A columnist on Hope Not Hate magazine, Camus' debut in Issue 1 of Hope Not Hate back in March saw him examine the rise of Marine Le Pen of the Front National, and her attempts to repackage the party founded by her fascist father. In France the rise of Islam over the past three decades has arguably been even more controversial than it has in the UK, due to French concepts of laicite - a historical form of secularism that seeks to keep religion out of the state.
Camus should be well placed to explain this to English readers, and how (allegedly) the French far-right has begun to make use of this concept for its own aims.
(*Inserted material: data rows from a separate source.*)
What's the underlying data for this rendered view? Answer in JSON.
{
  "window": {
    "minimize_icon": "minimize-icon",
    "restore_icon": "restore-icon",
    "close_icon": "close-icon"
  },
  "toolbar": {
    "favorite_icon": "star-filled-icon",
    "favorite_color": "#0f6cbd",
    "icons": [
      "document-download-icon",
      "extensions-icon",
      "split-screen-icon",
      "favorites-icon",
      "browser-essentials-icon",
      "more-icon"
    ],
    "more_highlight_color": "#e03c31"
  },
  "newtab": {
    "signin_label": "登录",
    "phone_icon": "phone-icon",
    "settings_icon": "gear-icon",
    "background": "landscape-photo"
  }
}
Instead, Camus writes of Ms Le Pen:
"Unlike her father, Marine Le Pen focuses on Islam much more than the old French colonial and anti-black and anti-Arab racist stereotypes. Also she opposes Islam in the name of secularism, a very French concept that is hostile to religions having an influence on people's minds. Traditionally promoted by the Left, this has been taken up by the FN (and Geert Wilders in the Netherlands and the Swiss Oskar Freysinger) as a way of promoting Islamophobia in a subtle way".
Two problems here. Firstly it is not hard to see how others will use such an analysis to contaminate secularism per se. Follow UK Islamists like Mo Ansar on Twitter, and that is already part of his game. Secondly what is Camus talking ablout when he offers the definition of secularism that he does - what else is religion for other than to influence people's minds? Is it supposed to influence people's shoulders or their feet instead?
Lets hope Camus' original meaning has been somehow lost in translation.